‘The truth is, surgeons can hit blood vessels in many parts of the body, therefore once we’ve established this in neurosurgery we can look at rolling this out to other types of surgery,’ he added.
The first human clinical trials started in 2016, working with neurosurgeon Professor Christopher Lind at the QEII Medical Centre, Sir Charles Gairdner Hospital and University of Western Australia.
‘Professor Lind was able to see how we could design a trial that presented minimal risk to the patients, only working with areas of the brain that needed to be removed because of the tumours.

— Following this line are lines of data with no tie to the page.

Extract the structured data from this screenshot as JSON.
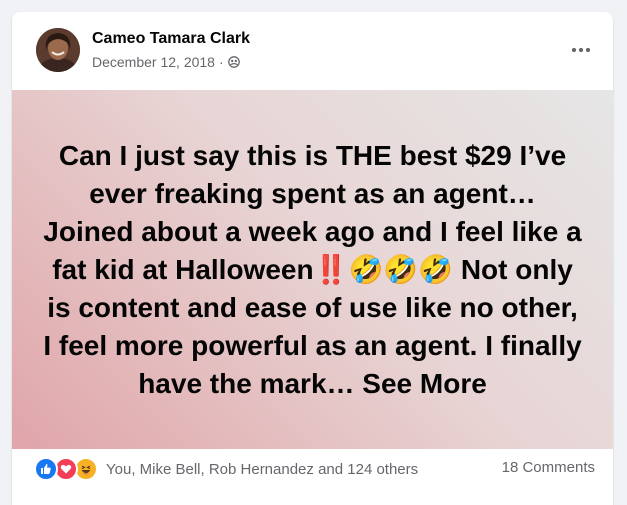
{
  "post": {
    "author": "Cameo Tamara Clark",
    "date": "December 12, 2018",
    "separator": "·",
    "privacy_icon": "friends-icon",
    "text": "Can I just say this is THE best $29 I’ve ever freaking spent as an agent… Joined about a week ago and I feel like a fat kid at Halloween‼️🤣🤣🤣 Not only is content and ease of use like no other, I feel more powerful as an agent. I finally have the mark… See More",
    "background_colors": [
      "#e6e6e6",
      "#e8d5d5",
      "#e0a5a8"
    ]
  },
  "footer": {
    "reaction_icons": [
      "like-icon",
      "love-icon",
      "haha-icon"
    ],
    "reaction_names": "You, Mike Bell, Rob Hernandez and 124 others",
    "comments": "18 Comments"
  },
  "colors": {
    "like": "#1877f2",
    "love": "#f33e58",
    "haha": "#f7b125",
    "secondary_text": "#65676b"
  }
}
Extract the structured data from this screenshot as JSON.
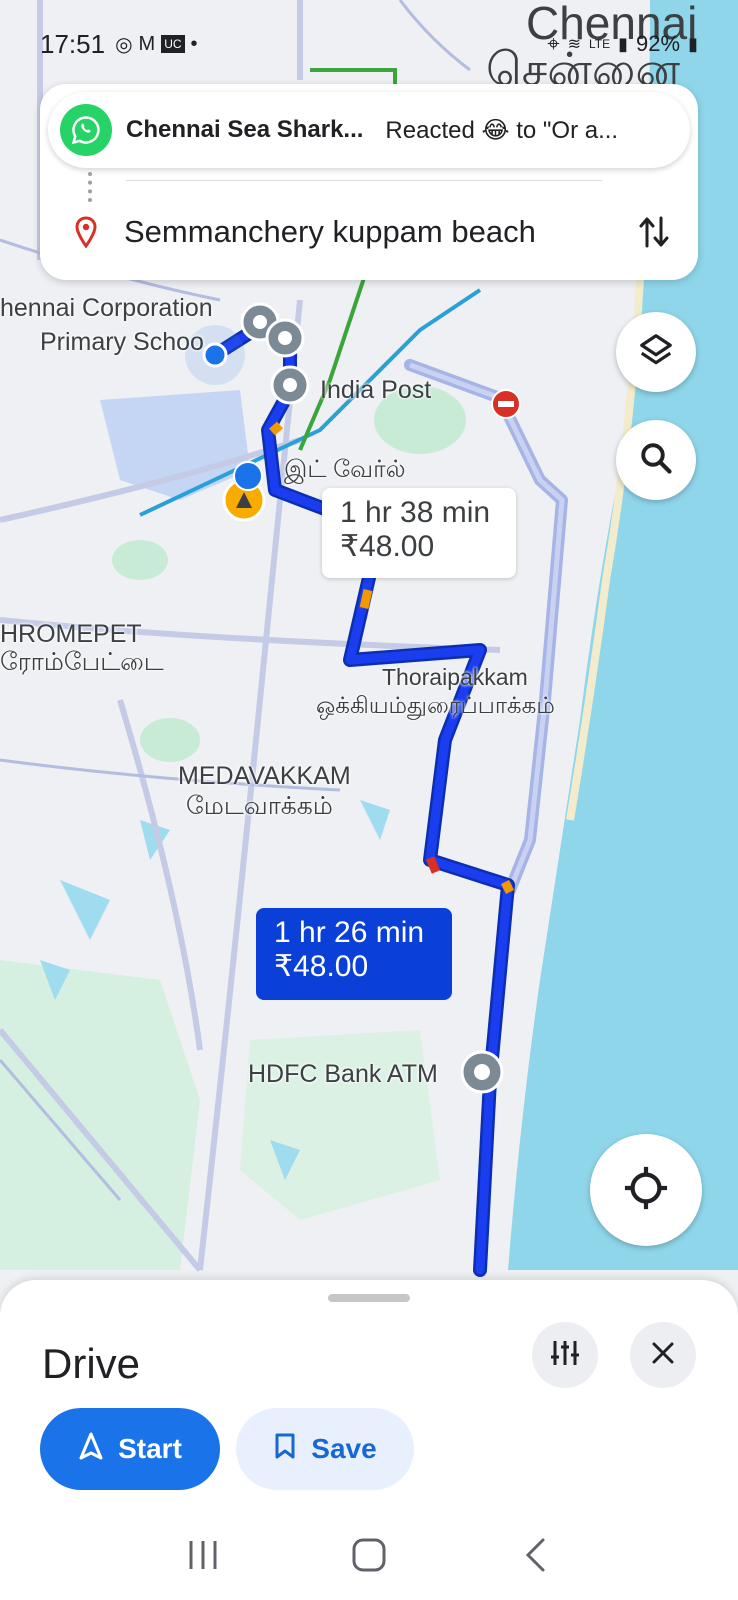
{
  "status_bar": {
    "time": "17:51",
    "battery": "92%",
    "network": "LTE",
    "icons": [
      "whatsapp-icon",
      "gmail-icon",
      "uc-icon",
      "dot-icon",
      "location-icon",
      "wifi-icon",
      "signal-icon",
      "battery-icon"
    ]
  },
  "notification": {
    "app_icon": "whatsapp-icon",
    "title": "Chennai Sea Shark...",
    "message": "Reacted 😂 to \"Or a..."
  },
  "search": {
    "destination": "Semmanchery kuppam beach",
    "pin_icon": "location-pin-icon",
    "swap_icon": "swap-vert-icon"
  },
  "map": {
    "city_label_en": "Chennai",
    "city_label_ta": "சென்னை",
    "labels": {
      "corporation_school_1": "hennai Corporation",
      "corporation_school_2": "Primary Schoo",
      "india_post": "India Post",
      "tamil_place": "இட் வேர்ல்",
      "chromepet_en": "HROMEPET",
      "chromepet_ta": "ரோம்பேட்டை",
      "thoraipakkam_en": "Thoraipakkam",
      "thoraipakkam_ta": "ஒக்கியம்துரைப்பாக்கம்",
      "medavakkam_en": "MEDAVAKKAM",
      "medavakkam_ta": "மேடவாக்கம்",
      "hdfc": "HDFC Bank ATM"
    },
    "alt_route": {
      "time": "1 hr 38 min",
      "fare": "₹48.00"
    },
    "main_route": {
      "time": "1 hr 26 min",
      "fare": "₹48.00"
    },
    "colors": {
      "route": "#1a3df0",
      "alt_route": "#a6b4e6",
      "sea": "#8fd6ea",
      "land": "#eef0f3",
      "park": "#c8ebd6"
    }
  },
  "controls": {
    "layers_icon": "layers-icon",
    "search_icon": "search-icon",
    "my_location_icon": "my-location-icon"
  },
  "sheet": {
    "title": "Drive",
    "start_label": "Start",
    "save_label": "Save",
    "options_icon": "tune-icon",
    "close_icon": "close-icon"
  },
  "navbar": {
    "icons": [
      "recents-icon",
      "home-icon",
      "back-icon"
    ]
  }
}
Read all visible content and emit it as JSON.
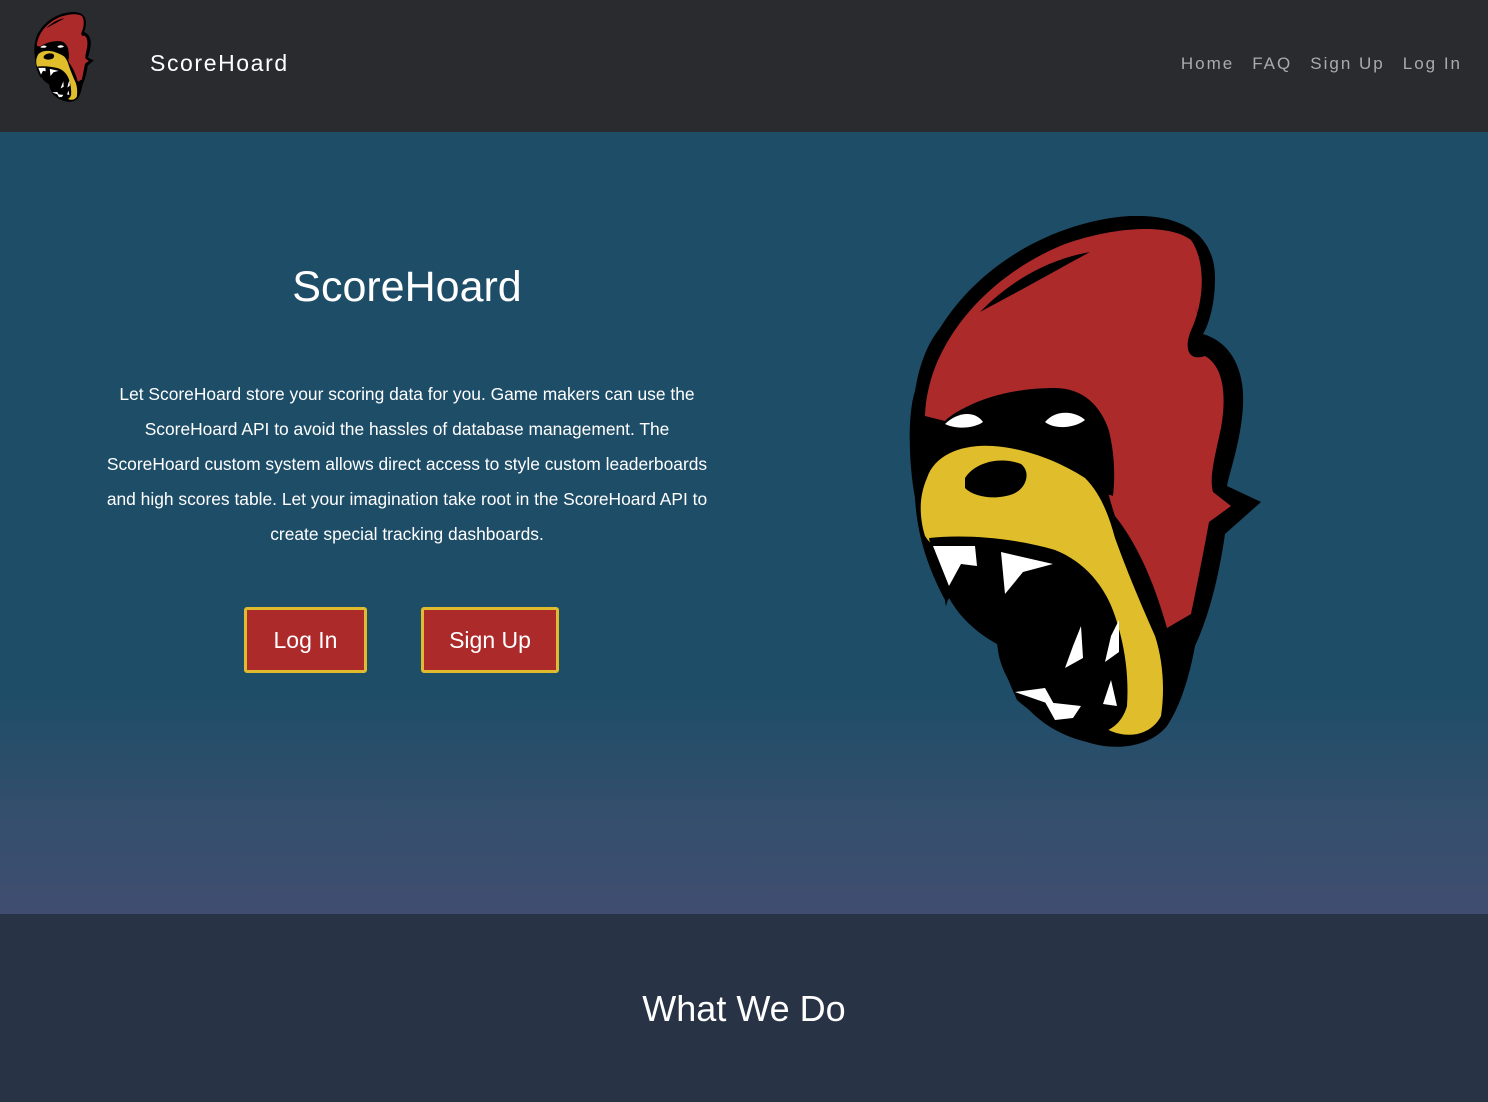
{
  "header": {
    "brand": "ScoreHoard",
    "logo_icon": "gorilla-mascot-icon",
    "nav": [
      {
        "label": "Home"
      },
      {
        "label": "FAQ"
      },
      {
        "label": "Sign Up"
      },
      {
        "label": "Log In"
      }
    ]
  },
  "hero": {
    "title": "ScoreHoard",
    "description": "Let ScoreHoard store your scoring data for you. Game makers can use the ScoreHoard API to avoid the hassles of database management. The ScoreHoard custom system allows direct access to style custom leaderboards and high scores table. Let your imagination take root in the ScoreHoard API to create special tracking dashboards.",
    "login_label": "Log In",
    "signup_label": "Sign Up",
    "mascot_icon": "gorilla-mascot-icon"
  },
  "section": {
    "title": "What We Do"
  },
  "colors": {
    "header_bg": "#2a2b2f",
    "hero_bg": "#1e4d68",
    "section_bg": "#283345",
    "button_bg": "#ad2a2b",
    "button_border": "#e1bb2e",
    "nav_text": "#a9abb0",
    "mascot_red": "#ad2a2b",
    "mascot_yellow": "#dfbd2b"
  }
}
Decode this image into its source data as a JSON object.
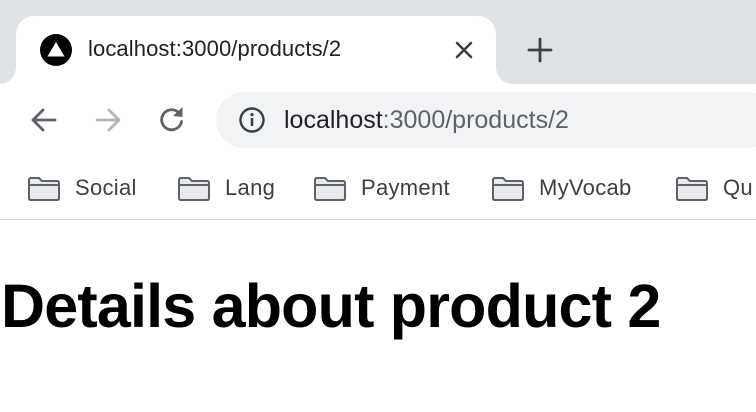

He provided the missing piece to get us to human trials,’ said Professor McLaughlin.
‘Having taken this into humans has really allowed us to show the impact it will have.’
‘The NHMRC Development Grants helped to take us from raw engineering technology through to making it work in a clinical scenario,’ he added.
This type of NHMRC grant provides financial support to individual researchers and/or research teams to undertake health and medical research at the proof-of-concept stage that specifically drives towards a commercial outcome within a foreseeable timeframe. It also supports commercial development of a product, process, procedure or service that, if applied, would result in improved health care, disease prevention or provide health cost savings.
Due to the successful human trials, Professor McLaughlin can now start conversations with medical device companies across the globe.
‘However, having the expertise means we are very well-positioned to manufacture here in Australia,’ he explained.
‘I think this will have a great economic impact in Australia. It’s high-tech, high-value and it’s small, which means we can ship it to anywhere in the world.’
‘Not only will this make brain surgery safer, but we estimate that the potential market size is over $200 million world-wide.’
‘The next steps are to incorporate the lessons we’ve learnt from the human trial, and then take it through regulatory approval so that hospitals worldwide can make this the standard of care for patients.’
Video source: YouTube - CentreForNanoscale BioPhotonics
1 Australian Institute of Health and Welfare 2014. Cancer in Australia: an overview 2014. Cancer series No 90. Cat. no. CAN 88. Canberra: AIHW